JESS T. (from Dallas, TX) Why all the flack about Ryan Grigson? Just look where this team was two years ago. We still have a few holes which will be helped by our picks in the draft. Give a full slate next year we will move right to the top as a contender for years to come. Know why?
DAVE H. (from Sebring, FL) There are still some very good FAs not signed – MJD, Jared Allen, Vince Wilfork. Any of these guys would be a great asset for the Colts. If they would sign for less to win a Super Bowl, it would be a win-win for both parties. Have our guys been in contact with them and showed them we could have been in the Super Bowl if not for the injuries last year? We want to make a run at it. I feel the staff should make some big pitch to these players and see if they want a ring.
A: You can sell sizzle sometimes and the aspiration of a Super Bowl for us is real, but players on the top end of free agency (historically and not aimed at these guys in particular) can be more driven by dollars at this point of their careers. Some can be motivated by a title opportunity like you said, but you get the feeling most of those types of signings happen a little later in the process. We’ll keep looking at what is out there to see if needs can be met with proper opportunity.

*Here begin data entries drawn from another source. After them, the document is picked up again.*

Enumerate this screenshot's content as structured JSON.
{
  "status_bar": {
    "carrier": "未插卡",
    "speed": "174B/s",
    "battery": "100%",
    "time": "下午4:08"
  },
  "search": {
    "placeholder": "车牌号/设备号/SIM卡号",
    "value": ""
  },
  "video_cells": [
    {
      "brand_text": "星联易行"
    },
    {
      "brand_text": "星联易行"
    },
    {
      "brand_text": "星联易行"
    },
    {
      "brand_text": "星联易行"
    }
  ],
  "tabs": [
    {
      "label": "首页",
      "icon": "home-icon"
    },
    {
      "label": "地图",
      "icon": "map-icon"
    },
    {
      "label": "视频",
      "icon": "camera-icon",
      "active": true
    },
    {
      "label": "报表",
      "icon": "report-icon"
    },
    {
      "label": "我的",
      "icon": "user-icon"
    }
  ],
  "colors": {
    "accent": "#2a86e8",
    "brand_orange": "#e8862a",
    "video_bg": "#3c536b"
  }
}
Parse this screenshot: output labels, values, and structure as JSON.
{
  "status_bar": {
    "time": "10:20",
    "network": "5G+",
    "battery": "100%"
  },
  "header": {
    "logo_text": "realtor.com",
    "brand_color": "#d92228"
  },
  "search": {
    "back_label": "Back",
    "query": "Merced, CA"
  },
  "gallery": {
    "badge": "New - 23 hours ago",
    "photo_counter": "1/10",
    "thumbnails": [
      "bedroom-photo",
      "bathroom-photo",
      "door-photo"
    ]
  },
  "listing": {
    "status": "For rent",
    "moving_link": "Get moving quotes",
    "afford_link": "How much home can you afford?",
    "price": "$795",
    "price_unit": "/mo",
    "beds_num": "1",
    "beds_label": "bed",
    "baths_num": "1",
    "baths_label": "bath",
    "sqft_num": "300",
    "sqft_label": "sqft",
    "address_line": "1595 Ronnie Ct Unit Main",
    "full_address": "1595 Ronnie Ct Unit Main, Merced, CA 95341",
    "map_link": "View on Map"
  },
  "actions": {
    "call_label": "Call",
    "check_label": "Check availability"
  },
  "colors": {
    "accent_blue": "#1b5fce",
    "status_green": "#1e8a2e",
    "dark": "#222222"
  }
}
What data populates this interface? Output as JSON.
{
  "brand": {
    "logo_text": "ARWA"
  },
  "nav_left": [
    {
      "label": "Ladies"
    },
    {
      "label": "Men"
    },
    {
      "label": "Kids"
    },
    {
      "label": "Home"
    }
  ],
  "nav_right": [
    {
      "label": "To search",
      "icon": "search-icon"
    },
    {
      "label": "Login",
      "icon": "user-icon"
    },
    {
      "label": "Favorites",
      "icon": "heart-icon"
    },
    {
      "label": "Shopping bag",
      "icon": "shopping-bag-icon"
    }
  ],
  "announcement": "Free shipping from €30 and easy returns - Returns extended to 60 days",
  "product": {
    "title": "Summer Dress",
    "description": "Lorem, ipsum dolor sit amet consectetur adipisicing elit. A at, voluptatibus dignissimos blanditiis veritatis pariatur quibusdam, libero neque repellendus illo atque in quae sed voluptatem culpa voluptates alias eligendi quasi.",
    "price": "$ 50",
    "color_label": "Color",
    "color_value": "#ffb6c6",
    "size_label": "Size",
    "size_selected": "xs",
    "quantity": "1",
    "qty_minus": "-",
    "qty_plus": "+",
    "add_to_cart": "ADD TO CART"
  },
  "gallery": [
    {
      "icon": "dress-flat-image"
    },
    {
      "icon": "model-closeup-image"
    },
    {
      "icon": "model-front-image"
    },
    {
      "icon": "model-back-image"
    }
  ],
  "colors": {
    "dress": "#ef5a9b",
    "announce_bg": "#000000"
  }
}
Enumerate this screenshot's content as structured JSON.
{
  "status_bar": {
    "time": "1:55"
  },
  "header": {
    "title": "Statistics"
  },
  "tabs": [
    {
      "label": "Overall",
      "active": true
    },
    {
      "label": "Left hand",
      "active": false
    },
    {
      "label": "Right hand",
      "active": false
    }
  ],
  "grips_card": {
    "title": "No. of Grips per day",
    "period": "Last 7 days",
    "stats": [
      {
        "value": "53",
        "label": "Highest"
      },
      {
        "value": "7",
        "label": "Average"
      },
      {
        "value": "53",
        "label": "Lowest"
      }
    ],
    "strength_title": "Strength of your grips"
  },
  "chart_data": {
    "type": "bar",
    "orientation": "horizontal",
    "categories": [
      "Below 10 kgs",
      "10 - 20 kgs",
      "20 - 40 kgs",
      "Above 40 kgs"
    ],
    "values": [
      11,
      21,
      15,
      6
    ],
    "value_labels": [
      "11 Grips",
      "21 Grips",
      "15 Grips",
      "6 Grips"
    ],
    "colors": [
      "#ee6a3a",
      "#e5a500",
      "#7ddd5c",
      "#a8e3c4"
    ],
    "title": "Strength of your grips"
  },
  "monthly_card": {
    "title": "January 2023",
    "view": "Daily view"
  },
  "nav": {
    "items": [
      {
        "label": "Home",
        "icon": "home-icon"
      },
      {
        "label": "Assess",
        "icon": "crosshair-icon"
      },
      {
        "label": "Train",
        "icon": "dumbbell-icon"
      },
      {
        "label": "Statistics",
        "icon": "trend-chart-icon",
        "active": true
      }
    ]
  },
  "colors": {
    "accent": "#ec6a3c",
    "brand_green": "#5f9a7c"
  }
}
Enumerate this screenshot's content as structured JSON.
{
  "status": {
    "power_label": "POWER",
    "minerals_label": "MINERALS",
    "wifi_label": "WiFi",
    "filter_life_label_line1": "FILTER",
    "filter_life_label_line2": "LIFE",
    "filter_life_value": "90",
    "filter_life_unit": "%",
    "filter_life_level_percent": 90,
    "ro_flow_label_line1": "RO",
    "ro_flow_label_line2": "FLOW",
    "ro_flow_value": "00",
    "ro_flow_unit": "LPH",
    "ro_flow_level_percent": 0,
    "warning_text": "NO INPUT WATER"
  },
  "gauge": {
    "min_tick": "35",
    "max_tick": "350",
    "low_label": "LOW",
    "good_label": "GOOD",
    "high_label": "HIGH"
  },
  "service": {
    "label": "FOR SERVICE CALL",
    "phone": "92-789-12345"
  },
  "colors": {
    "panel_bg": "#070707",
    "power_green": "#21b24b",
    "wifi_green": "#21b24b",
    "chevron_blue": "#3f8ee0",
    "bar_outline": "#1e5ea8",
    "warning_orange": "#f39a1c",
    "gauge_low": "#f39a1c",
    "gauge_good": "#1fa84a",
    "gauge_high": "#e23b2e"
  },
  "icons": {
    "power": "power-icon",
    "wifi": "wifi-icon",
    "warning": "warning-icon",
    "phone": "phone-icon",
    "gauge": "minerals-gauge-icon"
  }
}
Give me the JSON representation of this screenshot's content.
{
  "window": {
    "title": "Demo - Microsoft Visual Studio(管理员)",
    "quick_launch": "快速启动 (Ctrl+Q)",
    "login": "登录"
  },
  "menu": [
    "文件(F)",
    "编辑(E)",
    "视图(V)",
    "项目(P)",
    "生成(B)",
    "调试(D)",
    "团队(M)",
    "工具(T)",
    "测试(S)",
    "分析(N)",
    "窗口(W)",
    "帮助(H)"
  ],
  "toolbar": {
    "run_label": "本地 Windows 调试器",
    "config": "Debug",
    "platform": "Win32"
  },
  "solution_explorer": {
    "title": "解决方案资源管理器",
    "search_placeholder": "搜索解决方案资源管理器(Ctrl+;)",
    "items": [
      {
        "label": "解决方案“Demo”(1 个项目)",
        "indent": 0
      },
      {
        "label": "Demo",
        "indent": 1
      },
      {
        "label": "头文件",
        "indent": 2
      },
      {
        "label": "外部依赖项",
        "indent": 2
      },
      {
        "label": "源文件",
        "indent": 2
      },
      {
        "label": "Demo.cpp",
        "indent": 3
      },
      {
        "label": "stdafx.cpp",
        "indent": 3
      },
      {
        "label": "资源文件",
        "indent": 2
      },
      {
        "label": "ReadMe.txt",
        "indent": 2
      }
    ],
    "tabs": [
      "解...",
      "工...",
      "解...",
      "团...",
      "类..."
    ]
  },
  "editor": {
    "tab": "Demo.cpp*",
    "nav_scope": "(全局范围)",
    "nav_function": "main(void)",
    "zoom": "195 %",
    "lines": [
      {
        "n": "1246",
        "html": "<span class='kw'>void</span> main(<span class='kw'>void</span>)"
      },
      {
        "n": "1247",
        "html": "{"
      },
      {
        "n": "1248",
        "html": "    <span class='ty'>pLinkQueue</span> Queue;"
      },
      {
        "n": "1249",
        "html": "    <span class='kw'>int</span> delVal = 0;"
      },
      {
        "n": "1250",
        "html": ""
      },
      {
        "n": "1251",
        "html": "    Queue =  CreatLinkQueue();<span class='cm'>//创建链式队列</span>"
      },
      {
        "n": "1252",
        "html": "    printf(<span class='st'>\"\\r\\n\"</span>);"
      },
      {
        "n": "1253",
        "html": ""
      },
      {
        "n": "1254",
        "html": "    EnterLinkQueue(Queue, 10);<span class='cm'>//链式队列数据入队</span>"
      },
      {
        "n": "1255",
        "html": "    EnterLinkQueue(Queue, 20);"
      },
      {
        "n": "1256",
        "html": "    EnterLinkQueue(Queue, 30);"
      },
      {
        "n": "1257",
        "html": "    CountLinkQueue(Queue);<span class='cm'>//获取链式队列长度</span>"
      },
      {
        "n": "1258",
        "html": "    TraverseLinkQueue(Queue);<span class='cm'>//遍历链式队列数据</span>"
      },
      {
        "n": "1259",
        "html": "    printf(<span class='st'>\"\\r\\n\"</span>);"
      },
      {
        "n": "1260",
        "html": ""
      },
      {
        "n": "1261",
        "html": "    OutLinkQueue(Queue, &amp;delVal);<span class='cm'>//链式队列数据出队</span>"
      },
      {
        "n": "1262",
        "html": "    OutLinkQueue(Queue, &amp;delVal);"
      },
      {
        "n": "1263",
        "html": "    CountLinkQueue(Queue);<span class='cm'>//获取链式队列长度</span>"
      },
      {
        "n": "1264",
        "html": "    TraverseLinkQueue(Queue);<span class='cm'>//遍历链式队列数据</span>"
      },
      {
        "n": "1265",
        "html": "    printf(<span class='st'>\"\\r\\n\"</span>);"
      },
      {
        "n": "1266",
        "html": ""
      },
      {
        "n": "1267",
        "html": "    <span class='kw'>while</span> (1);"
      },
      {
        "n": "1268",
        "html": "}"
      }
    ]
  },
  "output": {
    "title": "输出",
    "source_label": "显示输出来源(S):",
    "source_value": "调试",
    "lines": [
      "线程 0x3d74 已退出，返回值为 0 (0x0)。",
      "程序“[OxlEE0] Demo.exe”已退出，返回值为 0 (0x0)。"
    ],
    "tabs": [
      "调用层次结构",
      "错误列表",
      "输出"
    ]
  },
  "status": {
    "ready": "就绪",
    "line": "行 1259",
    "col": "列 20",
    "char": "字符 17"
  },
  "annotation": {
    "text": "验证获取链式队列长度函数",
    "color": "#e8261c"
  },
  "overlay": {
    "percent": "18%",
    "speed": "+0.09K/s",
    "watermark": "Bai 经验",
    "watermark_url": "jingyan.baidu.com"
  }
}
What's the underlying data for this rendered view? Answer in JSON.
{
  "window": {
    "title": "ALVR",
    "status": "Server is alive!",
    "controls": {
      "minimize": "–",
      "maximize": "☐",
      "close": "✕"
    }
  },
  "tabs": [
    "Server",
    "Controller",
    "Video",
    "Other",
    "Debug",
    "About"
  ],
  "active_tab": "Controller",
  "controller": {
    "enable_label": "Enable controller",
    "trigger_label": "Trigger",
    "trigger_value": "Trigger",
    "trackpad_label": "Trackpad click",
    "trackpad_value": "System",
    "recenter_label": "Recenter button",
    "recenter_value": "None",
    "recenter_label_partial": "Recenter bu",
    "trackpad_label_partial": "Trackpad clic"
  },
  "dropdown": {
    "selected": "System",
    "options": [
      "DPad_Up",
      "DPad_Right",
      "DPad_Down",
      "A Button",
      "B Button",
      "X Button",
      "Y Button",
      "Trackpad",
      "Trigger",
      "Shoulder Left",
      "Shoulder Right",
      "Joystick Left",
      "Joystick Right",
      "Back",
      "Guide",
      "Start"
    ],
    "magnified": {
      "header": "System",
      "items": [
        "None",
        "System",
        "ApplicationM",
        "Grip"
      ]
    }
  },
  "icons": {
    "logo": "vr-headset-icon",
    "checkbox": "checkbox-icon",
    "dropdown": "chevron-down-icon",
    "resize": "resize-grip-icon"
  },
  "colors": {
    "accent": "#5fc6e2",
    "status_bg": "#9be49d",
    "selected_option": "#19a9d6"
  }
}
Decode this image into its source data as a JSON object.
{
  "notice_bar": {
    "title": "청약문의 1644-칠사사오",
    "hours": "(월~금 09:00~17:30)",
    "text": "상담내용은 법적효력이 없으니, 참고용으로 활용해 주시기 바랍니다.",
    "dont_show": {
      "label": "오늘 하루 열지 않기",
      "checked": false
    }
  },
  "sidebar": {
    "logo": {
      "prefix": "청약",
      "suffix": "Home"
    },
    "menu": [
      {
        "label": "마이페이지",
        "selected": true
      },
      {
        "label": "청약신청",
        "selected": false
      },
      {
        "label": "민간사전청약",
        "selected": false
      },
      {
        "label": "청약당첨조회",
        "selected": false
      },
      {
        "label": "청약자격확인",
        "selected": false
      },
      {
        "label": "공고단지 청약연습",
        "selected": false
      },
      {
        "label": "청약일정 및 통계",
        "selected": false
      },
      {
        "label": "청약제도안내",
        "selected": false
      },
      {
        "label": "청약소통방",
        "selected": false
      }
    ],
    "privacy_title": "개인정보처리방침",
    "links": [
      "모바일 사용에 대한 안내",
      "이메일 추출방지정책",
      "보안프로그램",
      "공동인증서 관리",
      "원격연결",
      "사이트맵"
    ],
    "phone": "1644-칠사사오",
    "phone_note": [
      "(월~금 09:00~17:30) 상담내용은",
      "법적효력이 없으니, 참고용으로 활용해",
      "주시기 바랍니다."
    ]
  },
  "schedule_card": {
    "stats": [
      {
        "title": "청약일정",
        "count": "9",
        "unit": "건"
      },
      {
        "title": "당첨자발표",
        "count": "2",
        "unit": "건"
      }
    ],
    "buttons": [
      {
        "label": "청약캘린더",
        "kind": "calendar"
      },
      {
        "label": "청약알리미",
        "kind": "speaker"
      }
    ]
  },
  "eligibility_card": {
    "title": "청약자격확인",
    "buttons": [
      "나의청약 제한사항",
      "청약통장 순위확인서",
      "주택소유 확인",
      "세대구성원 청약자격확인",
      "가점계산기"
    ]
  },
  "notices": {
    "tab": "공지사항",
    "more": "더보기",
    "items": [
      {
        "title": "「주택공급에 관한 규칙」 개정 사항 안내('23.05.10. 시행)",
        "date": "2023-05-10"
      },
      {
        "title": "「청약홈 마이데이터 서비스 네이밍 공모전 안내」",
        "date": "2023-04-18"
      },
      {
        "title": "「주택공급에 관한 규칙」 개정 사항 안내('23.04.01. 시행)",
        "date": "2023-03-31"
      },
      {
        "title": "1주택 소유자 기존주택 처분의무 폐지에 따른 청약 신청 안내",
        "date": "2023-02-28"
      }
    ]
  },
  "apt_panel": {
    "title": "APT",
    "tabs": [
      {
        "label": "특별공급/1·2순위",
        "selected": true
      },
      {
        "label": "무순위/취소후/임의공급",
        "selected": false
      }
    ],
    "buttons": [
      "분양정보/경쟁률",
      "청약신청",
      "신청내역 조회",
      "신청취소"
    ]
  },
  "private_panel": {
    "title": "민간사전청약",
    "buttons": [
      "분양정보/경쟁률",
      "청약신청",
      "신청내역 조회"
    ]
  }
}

I think at these positions, though, we’re pretty well set with players on hand and money dedicated to those position groups.